▶ _INSTRUCTIONS FOR THE TASK_
For this exercise, repeat the whole listing below exactly. Leave the pictures out.

= Beginning of Section =

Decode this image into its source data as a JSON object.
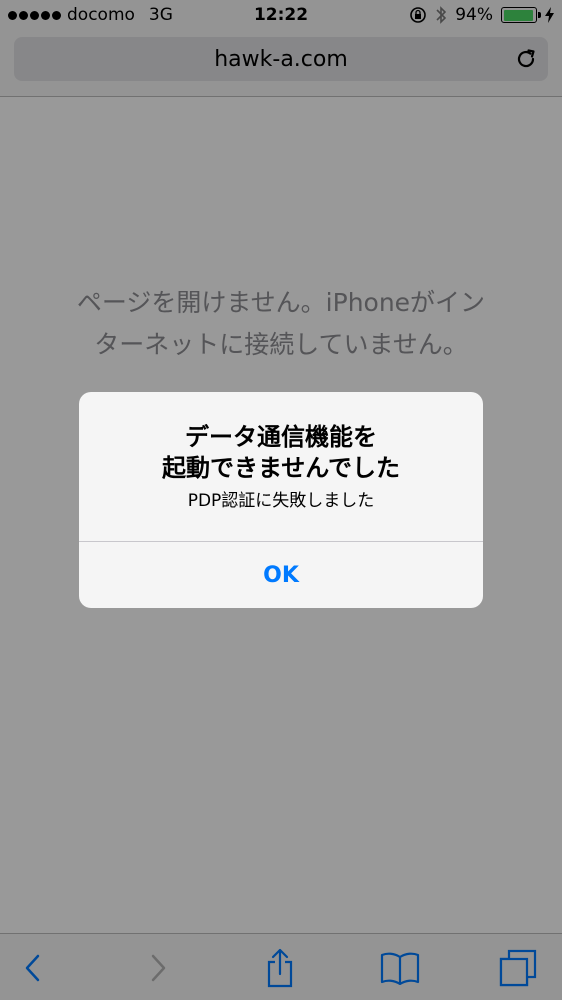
{
  "status_bar": {
    "carrier": "docomo",
    "network": "3G",
    "time": "12:22",
    "battery_percent": "94%",
    "battery_level": 0.94,
    "icons": [
      "signal-dots",
      "rotation-lock-icon",
      "bluetooth-icon",
      "battery-icon",
      "charging-bolt-icon"
    ]
  },
  "url_bar": {
    "url": "hawk-a.com",
    "reload_icon": "reload-icon"
  },
  "page": {
    "message_line1": "ページを開けません。iPhoneがイン",
    "message_line2": "ターネットに接続していません。"
  },
  "alert": {
    "title_line1": "データ通信機能を",
    "title_line2": "起動できませんでした",
    "message": "PDP認証に失敗しました",
    "ok_label": "OK"
  },
  "toolbar": {
    "icons": [
      "back-icon",
      "forward-icon",
      "share-icon",
      "bookmarks-icon",
      "tabs-icon"
    ]
  },
  "colors": {
    "accent": "#007aff",
    "battery_fill": "#4cd964",
    "secondary_text": "#8e8e93"
  }
}
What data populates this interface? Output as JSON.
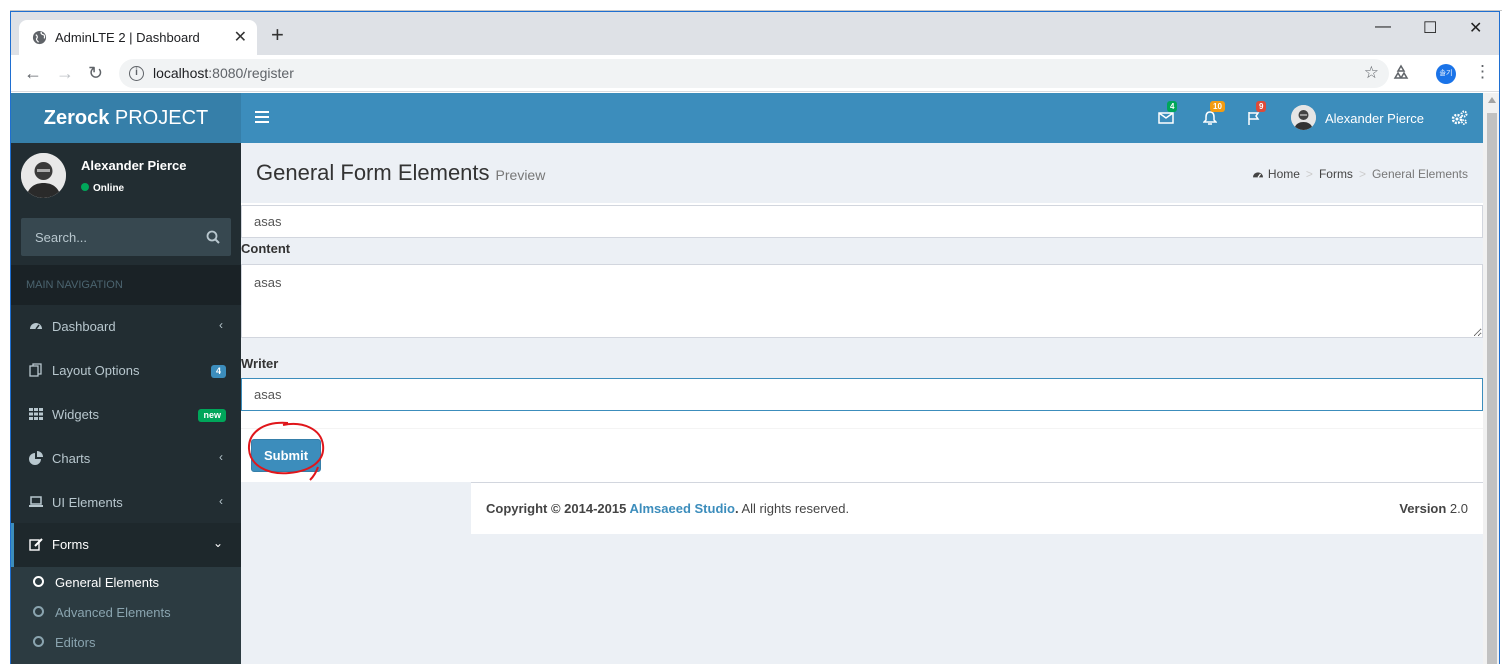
{
  "browser": {
    "tab_title": "AdminLTE 2 | Dashboard",
    "url_host": "localhost",
    "url_path": ":8080/register",
    "profile_label": "솔기"
  },
  "header": {
    "logo_bold": "Zerock",
    "logo_rest": " PROJECT",
    "messages_count": "4",
    "notifications_count": "10",
    "tasks_count": "9",
    "user_name": "Alexander Pierce"
  },
  "sidebar": {
    "user_name": "Alexander Pierce",
    "status": "Online",
    "search_placeholder": "Search...",
    "nav_header": "MAIN NAVIGATION",
    "items": [
      {
        "label": "Dashboard",
        "icon": "dashboard-icon"
      },
      {
        "label": "Layout Options",
        "icon": "files-icon",
        "badge": "4"
      },
      {
        "label": "Widgets",
        "icon": "th-icon",
        "badge": "new"
      },
      {
        "label": "Charts",
        "icon": "pie-chart-icon"
      },
      {
        "label": "UI Elements",
        "icon": "laptop-icon"
      },
      {
        "label": "Forms",
        "icon": "edit-icon"
      }
    ],
    "subitems": [
      {
        "label": "General Elements"
      },
      {
        "label": "Advanced Elements"
      },
      {
        "label": "Editors"
      }
    ]
  },
  "content": {
    "title": "General Form Elements",
    "subtitle": "Preview",
    "breadcrumb": [
      "Home",
      "Forms",
      "General Elements"
    ]
  },
  "form": {
    "title_value": "asas",
    "content_label": "Content",
    "content_value": "asas",
    "writer_label": "Writer",
    "writer_value": "asas",
    "submit_label": "Submit"
  },
  "footer": {
    "copyright_prefix": "Copyright © 2014-2015 ",
    "company": "Almsaeed Studio",
    "copyright_suffix": ". All rights reserved.",
    "version_label": "Version",
    "version_value": " 2.0"
  },
  "colors": {
    "primary": "#3c8dbc",
    "sidebar_bg": "#222d32",
    "success": "#00a65a",
    "warning": "#f39c12",
    "danger": "#dd4b39"
  }
}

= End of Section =

▶ _EXERCISE OUTPUT_
Decode this image into its source data as a JSON object.
{
  "status_bar": {
    "carrier": "docomo",
    "network": "3G",
    "time": "12:22",
    "battery_percent": "94%",
    "battery_level": 0.94,
    "icons": [
      "signal-dots",
      "rotation-lock-icon",
      "bluetooth-icon",
      "battery-icon",
      "charging-bolt-icon"
    ]
  },
  "url_bar": {
    "url": "hawk-a.com",
    "reload_icon": "reload-icon"
  },
  "page": {
    "message_line1": "ページを開けません。iPhoneがイン",
    "message_line2": "ターネットに接続していません。"
  },
  "alert": {
    "title_line1": "データ通信機能を",
    "title_line2": "起動できませんでした",
    "message": "PDP認証に失敗しました",
    "ok_label": "OK"
  },
  "toolbar": {
    "icons": [
      "back-icon",
      "forward-icon",
      "share-icon",
      "bookmarks-icon",
      "tabs-icon"
    ]
  },
  "colors": {
    "accent": "#007aff",
    "battery_fill": "#4cd964",
    "secondary_text": "#8e8e93"
  }
}
What data populates this interface? Output as JSON.
{
  "browser": {
    "tab_title": "AdminLTE 2 | Dashboard",
    "url_host": "localhost",
    "url_path": ":8080/register",
    "profile_label": "솔기"
  },
  "header": {
    "logo_bold": "Zerock",
    "logo_rest": " PROJECT",
    "messages_count": "4",
    "notifications_count": "10",
    "tasks_count": "9",
    "user_name": "Alexander Pierce"
  },
  "sidebar": {
    "user_name": "Alexander Pierce",
    "status": "Online",
    "search_placeholder": "Search...",
    "nav_header": "MAIN NAVIGATION",
    "items": [
      {
        "label": "Dashboard",
        "icon": "dashboard-icon"
      },
      {
        "label": "Layout Options",
        "icon": "files-icon",
        "badge": "4"
      },
      {
        "label": "Widgets",
        "icon": "th-icon",
        "badge": "new"
      },
      {
        "label": "Charts",
        "icon": "pie-chart-icon"
      },
      {
        "label": "UI Elements",
        "icon": "laptop-icon"
      },
      {
        "label": "Forms",
        "icon": "edit-icon"
      }
    ],
    "subitems": [
      {
        "label": "General Elements"
      },
      {
        "label": "Advanced Elements"
      },
      {
        "label": "Editors"
      }
    ]
  },
  "content": {
    "title": "General Form Elements",
    "subtitle": "Preview",
    "breadcrumb": [
      "Home",
      "Forms",
      "General Elements"
    ]
  },
  "form": {
    "title_value": "asas",
    "content_label": "Content",
    "content_value": "asas",
    "writer_label": "Writer",
    "writer_value": "asas",
    "submit_label": "Submit"
  },
  "footer": {
    "copyright_prefix": "Copyright © 2014-2015 ",
    "company": "Almsaeed Studio",
    "copyright_suffix": ". All rights reserved.",
    "version_label": "Version",
    "version_value": " 2.0"
  },
  "colors": {
    "primary": "#3c8dbc",
    "sidebar_bg": "#222d32",
    "success": "#00a65a",
    "warning": "#f39c12",
    "danger": "#dd4b39"
  }
}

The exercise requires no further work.